I'm not arguing that Dawson was as good as Winfield. I am arguing that if you can stand toe-to-toe with a contemporary (righthanded hitter, five category player, rightfielder...) who is in the Hall of Fame, and still look good, you're one hell of a ball player. Dawson deserves mention when great players of the 70's and 80's are discussed.

I am also not running down Smith. Smith was unparalleled with the glove and, when older, he contributed offensively. His job, unlike Dawson and Winfield, was not to drive in runs as such and I am not penalizing him for his lack of power. It's just that taken as a whole, Dawson was a five category player who did everything quite well. Outside of defense, Ozzie's main contribution was speed and Dawson was no slouch on the basepaths.

Dawson's name rarely comes up when talking about players of his era. That's a shame. He was an excellent ballplayer for many years.

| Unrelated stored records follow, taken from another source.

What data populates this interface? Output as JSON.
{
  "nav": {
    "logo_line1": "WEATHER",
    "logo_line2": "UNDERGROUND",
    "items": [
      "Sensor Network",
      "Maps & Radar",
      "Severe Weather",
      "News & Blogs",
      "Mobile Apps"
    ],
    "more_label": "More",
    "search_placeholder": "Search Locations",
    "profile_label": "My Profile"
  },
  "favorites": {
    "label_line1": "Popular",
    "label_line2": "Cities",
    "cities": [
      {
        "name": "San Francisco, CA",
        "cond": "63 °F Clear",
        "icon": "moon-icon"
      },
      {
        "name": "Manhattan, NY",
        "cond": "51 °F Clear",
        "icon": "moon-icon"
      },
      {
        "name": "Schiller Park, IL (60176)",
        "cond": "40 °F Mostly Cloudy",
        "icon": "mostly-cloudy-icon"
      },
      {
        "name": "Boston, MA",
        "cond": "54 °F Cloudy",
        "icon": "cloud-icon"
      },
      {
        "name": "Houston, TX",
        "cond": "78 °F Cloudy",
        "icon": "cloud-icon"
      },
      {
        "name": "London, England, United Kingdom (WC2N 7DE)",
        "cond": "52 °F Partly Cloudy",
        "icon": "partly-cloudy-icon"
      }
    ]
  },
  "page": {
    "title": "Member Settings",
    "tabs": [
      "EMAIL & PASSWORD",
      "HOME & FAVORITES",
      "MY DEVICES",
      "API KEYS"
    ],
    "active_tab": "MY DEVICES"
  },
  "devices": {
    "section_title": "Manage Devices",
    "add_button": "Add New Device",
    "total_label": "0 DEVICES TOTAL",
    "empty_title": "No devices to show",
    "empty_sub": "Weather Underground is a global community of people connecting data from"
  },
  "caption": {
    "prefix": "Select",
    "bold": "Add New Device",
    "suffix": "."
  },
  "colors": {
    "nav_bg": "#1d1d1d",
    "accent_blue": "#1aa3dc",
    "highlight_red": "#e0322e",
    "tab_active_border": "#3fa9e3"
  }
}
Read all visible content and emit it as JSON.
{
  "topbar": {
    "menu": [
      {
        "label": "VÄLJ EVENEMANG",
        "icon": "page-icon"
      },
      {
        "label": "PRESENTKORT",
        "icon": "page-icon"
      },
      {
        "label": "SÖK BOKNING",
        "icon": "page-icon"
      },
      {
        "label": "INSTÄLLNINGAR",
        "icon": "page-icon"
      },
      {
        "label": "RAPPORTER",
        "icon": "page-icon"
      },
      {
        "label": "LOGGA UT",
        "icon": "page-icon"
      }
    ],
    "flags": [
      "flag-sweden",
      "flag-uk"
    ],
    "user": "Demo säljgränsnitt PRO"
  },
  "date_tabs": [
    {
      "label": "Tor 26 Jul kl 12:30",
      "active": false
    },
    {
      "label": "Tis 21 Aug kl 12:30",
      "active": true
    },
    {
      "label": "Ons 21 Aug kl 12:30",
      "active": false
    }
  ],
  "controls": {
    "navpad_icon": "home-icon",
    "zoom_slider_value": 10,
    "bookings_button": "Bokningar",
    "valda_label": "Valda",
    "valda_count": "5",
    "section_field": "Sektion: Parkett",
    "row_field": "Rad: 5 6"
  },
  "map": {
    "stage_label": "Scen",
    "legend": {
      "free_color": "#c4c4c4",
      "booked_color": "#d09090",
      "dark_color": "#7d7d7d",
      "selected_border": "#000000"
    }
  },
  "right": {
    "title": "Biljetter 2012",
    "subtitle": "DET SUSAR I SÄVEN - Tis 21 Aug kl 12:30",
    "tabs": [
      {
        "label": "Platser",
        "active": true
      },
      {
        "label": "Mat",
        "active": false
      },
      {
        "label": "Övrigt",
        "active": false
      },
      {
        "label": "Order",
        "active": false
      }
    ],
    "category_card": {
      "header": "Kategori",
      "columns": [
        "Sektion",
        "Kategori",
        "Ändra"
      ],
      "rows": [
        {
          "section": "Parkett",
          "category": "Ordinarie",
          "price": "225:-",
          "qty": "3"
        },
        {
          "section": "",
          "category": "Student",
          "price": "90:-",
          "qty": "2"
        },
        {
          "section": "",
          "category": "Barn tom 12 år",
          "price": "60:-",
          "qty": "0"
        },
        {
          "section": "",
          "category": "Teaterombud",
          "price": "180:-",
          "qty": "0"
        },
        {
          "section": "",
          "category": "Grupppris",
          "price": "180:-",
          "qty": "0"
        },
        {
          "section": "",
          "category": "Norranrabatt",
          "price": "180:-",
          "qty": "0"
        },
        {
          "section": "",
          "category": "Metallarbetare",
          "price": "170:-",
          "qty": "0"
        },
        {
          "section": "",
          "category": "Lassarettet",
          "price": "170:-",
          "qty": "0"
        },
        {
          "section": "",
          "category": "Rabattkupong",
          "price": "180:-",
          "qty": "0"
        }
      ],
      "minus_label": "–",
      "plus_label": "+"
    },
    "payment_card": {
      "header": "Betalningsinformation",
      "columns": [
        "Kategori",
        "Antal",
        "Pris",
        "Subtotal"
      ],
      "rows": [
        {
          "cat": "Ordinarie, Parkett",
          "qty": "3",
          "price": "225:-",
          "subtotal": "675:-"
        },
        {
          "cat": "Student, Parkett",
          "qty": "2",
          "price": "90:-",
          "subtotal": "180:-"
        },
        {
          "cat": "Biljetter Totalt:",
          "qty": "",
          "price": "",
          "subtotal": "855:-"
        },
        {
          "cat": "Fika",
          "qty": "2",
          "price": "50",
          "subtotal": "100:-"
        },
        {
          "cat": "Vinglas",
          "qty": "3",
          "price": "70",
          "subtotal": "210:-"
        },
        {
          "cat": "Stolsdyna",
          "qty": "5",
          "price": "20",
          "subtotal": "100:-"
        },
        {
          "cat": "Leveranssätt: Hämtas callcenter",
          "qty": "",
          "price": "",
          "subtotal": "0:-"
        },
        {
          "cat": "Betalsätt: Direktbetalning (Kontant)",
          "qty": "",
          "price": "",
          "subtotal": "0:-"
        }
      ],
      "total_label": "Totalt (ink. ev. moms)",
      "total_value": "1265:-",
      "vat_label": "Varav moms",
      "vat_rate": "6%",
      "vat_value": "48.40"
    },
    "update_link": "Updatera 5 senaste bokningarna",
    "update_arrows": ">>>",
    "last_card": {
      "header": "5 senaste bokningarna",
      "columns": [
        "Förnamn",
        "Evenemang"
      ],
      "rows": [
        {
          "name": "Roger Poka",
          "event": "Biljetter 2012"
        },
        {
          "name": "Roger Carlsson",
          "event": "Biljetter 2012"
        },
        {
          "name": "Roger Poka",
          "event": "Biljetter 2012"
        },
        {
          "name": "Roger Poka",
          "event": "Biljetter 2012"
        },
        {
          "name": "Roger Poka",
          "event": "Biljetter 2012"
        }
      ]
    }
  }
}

I think Dawson suffers from what many five-category players suffer from: he did everything well, but did not excel at one particular thing. He was never a 40+ homerun threat (only one year, and then he played in Chicago) but he consistently hit 20 to 30 homeruns. He never stole 50 bases, but was a consistent threat on the basepaths. He never hit .335, but hit over .290 on many occasions.

Sports writers can go into ecstasies about Mo Vaughn in his prime because of Vaughn's power. I'd take Dawson without a thought. I don't think I'd regret the decision.


Stockton & Tweed took a short break from Church of Baseball due to an over-extended schedule. We'll be back soon to write about the greatest game ever invented and the men who've played that game. Come back in a few weeks.